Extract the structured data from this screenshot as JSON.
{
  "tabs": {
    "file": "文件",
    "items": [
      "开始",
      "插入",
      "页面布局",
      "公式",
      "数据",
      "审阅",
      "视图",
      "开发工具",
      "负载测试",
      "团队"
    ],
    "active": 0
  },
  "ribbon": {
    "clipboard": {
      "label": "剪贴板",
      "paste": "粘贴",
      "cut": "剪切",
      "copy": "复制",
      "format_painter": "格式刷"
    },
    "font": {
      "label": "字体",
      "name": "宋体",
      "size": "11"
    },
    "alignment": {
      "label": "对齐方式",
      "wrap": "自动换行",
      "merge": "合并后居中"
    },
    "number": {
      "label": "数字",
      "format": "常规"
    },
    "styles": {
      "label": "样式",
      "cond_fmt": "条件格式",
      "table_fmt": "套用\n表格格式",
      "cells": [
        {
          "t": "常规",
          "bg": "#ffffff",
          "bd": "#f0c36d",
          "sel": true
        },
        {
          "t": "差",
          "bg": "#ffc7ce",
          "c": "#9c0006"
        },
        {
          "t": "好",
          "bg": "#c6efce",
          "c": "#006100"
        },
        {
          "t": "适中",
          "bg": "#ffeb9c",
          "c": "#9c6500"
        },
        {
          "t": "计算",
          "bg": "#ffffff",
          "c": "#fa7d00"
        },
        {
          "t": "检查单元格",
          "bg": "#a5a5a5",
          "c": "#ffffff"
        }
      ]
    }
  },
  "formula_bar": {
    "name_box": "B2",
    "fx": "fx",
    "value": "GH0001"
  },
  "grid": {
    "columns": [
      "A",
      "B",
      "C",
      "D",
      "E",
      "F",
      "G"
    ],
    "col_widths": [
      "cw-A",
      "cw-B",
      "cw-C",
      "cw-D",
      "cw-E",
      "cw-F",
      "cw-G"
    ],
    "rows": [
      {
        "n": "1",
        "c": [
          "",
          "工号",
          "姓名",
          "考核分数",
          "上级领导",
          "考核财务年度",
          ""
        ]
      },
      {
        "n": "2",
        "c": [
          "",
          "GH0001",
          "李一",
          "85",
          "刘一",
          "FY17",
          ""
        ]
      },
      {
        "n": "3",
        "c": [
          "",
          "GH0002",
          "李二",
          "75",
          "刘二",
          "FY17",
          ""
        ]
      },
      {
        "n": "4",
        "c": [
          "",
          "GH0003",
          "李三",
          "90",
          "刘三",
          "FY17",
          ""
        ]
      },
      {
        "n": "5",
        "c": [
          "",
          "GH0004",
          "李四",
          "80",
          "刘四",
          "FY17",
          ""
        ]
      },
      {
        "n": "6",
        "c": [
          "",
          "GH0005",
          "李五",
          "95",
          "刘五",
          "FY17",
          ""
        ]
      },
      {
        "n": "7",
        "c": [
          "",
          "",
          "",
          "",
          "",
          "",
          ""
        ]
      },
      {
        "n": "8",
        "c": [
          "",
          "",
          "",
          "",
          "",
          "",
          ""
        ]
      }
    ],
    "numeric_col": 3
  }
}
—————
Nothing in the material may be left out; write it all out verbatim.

Extract the structured data from this screenshot as JSON.
{
  "tabs": {
    "file": "文件",
    "items": [
      "开始",
      "插入",
      "页面布局",
      "公式",
      "数据",
      "审阅",
      "视图",
      "开发工具",
      "负载测试",
      "团队"
    ],
    "active": 0
  },
  "ribbon": {
    "clipboard": {
      "label": "剪贴板",
      "paste": "粘贴",
      "cut": "剪切",
      "copy": "复制",
      "format_painter": "格式刷"
    },
    "font": {
      "label": "字体",
      "name": "宋体",
      "size": "11"
    },
    "alignment": {
      "label": "对齐方式",
      "wrap": "自动换行",
      "merge": "合并后居中"
    },
    "number": {
      "label": "数字",
      "format": "常规"
    },
    "styles": {
      "label": "样式",
      "cond_fmt": "条件格式",
      "table_fmt": "套用\n表格格式",
      "cells": [
        {
          "t": "常规",
          "bg": "#ffffff",
          "bd": "#f0c36d",
          "sel": true
        },
        {
          "t": "差",
          "bg": "#ffc7ce",
          "c": "#9c0006"
        },
        {
          "t": "好",
          "bg": "#c6efce",
          "c": "#006100"
        },
        {
          "t": "适中",
          "bg": "#ffeb9c",
          "c": "#9c6500"
        },
        {
          "t": "计算",
          "bg": "#ffffff",
          "c": "#fa7d00"
        },
        {
          "t": "检查单元格",
          "bg": "#a5a5a5",
          "c": "#ffffff"
        }
      ]
    }
  },
  "formula_bar": {
    "name_box": "B2",
    "fx": "fx",
    "value": "GH0001"
  },
  "grid": {
    "columns": [
      "A",
      "B",
      "C",
      "D",
      "E",
      "F",
      "G"
    ],
    "col_widths": [
      "cw-A",
      "cw-B",
      "cw-C",
      "cw-D",
      "cw-E",
      "cw-F",
      "cw-G"
    ],
    "rows": [
      {
        "n": "1",
        "c": [
          "",
          "工号",
          "姓名",
          "考核分数",
          "上级领导",
          "考核财务年度",
          ""
        ]
      },
      {
        "n": "2",
        "c": [
          "",
          "GH0001",
          "李一",
          "85",
          "刘一",
          "FY17",
          ""
        ]
      },
      {
        "n": "3",
        "c": [
          "",
          "GH0002",
          "李二",
          "75",
          "刘二",
          "FY17",
          ""
        ]
      },
      {
        "n": "4",
        "c": [
          "",
          "GH0003",
          "李三",
          "90",
          "刘三",
          "FY17",
          ""
        ]
      },
      {
        "n": "5",
        "c": [
          "",
          "GH0004",
          "李四",
          "80",
          "刘四",
          "FY17",
          ""
        ]
      },
      {
        "n": "6",
        "c": [
          "",
          "GH0005",
          "李五",
          "95",
          "刘五",
          "FY17",
          ""
        ]
      },
      {
        "n": "7",
        "c": [
          "",
          "",
          "",
          "",
          "",
          "",
          ""
        ]
      },
      {
        "n": "8",
        "c": [
          "",
          "",
          "",
          "",
          "",
          "",
          ""
        ]
      }
    ],
    "numeric_col": 3
  }
}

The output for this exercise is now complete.